# Task data
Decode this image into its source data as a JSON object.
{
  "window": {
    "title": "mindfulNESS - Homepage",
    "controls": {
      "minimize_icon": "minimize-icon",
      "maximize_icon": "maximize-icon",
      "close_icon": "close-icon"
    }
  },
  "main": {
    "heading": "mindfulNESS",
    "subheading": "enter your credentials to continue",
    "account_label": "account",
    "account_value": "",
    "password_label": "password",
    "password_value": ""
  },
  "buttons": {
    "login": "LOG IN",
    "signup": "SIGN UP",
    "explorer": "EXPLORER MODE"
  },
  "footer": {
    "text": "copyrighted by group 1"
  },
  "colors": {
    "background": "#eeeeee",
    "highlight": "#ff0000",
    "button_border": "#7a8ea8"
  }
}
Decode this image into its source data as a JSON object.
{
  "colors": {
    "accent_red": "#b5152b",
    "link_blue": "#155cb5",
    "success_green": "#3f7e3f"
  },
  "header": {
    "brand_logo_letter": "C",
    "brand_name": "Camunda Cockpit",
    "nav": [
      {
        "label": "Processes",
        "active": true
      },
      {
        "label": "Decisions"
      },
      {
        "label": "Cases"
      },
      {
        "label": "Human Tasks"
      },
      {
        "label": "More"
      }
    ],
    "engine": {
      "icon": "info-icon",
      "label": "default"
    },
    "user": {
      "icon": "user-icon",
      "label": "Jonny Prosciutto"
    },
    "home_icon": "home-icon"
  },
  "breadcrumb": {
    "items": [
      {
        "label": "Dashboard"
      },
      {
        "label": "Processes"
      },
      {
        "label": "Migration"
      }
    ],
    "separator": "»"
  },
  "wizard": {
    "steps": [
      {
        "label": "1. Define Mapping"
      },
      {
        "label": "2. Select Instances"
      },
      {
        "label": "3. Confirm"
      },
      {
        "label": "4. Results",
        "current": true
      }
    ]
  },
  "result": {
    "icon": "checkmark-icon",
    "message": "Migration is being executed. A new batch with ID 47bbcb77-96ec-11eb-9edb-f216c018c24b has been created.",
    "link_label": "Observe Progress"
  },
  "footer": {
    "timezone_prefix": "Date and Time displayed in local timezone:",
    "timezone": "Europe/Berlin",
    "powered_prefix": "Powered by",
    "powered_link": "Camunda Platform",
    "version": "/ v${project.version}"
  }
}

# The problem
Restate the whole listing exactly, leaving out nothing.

# Result for this task
Decode this image into its source data as a JSON object.
{
  "window": {
    "title": "mindfulNESS - Homepage",
    "controls": {
      "minimize_icon": "minimize-icon",
      "maximize_icon": "maximize-icon",
      "close_icon": "close-icon"
    }
  },
  "main": {
    "heading": "mindfulNESS",
    "subheading": "enter your credentials to continue",
    "account_label": "account",
    "account_value": "",
    "password_label": "password",
    "password_value": ""
  },
  "buttons": {
    "login": "LOG IN",
    "signup": "SIGN UP",
    "explorer": "EXPLORER MODE"
  },
  "footer": {
    "text": "copyrighted by group 1"
  },
  "colors": {
    "background": "#eeeeee",
    "highlight": "#ff0000",
    "button_border": "#7a8ea8"
  }
}
Decode this image into its source data as a JSON object.
{
  "colors": {
    "accent_red": "#b5152b",
    "link_blue": "#155cb5",
    "success_green": "#3f7e3f"
  },
  "header": {
    "brand_logo_letter": "C",
    "brand_name": "Camunda Cockpit",
    "nav": [
      {
        "label": "Processes",
        "active": true
      },
      {
        "label": "Decisions"
      },
      {
        "label": "Cases"
      },
      {
        "label": "Human Tasks"
      },
      {
        "label": "More"
      }
    ],
    "engine": {
      "icon": "info-icon",
      "label": "default"
    },
    "user": {
      "icon": "user-icon",
      "label": "Jonny Prosciutto"
    },
    "home_icon": "home-icon"
  },
  "breadcrumb": {
    "items": [
      {
        "label": "Dashboard"
      },
      {
        "label": "Processes"
      },
      {
        "label": "Migration"
      }
    ],
    "separator": "»"
  },
  "wizard": {
    "steps": [
      {
        "label": "1. Define Mapping"
      },
      {
        "label": "2. Select Instances"
      },
      {
        "label": "3. Confirm"
      },
      {
        "label": "4. Results",
        "current": true
      }
    ]
  },
  "result": {
    "icon": "checkmark-icon",
    "message": "Migration is being executed. A new batch with ID 47bbcb77-96ec-11eb-9edb-f216c018c24b has been created.",
    "link_label": "Observe Progress"
  },
  "footer": {
    "timezone_prefix": "Date and Time displayed in local timezone:",
    "timezone": "Europe/Berlin",
    "powered_prefix": "Powered by",
    "powered_link": "Camunda Platform",
    "version": "/ v${project.version}"
  }
}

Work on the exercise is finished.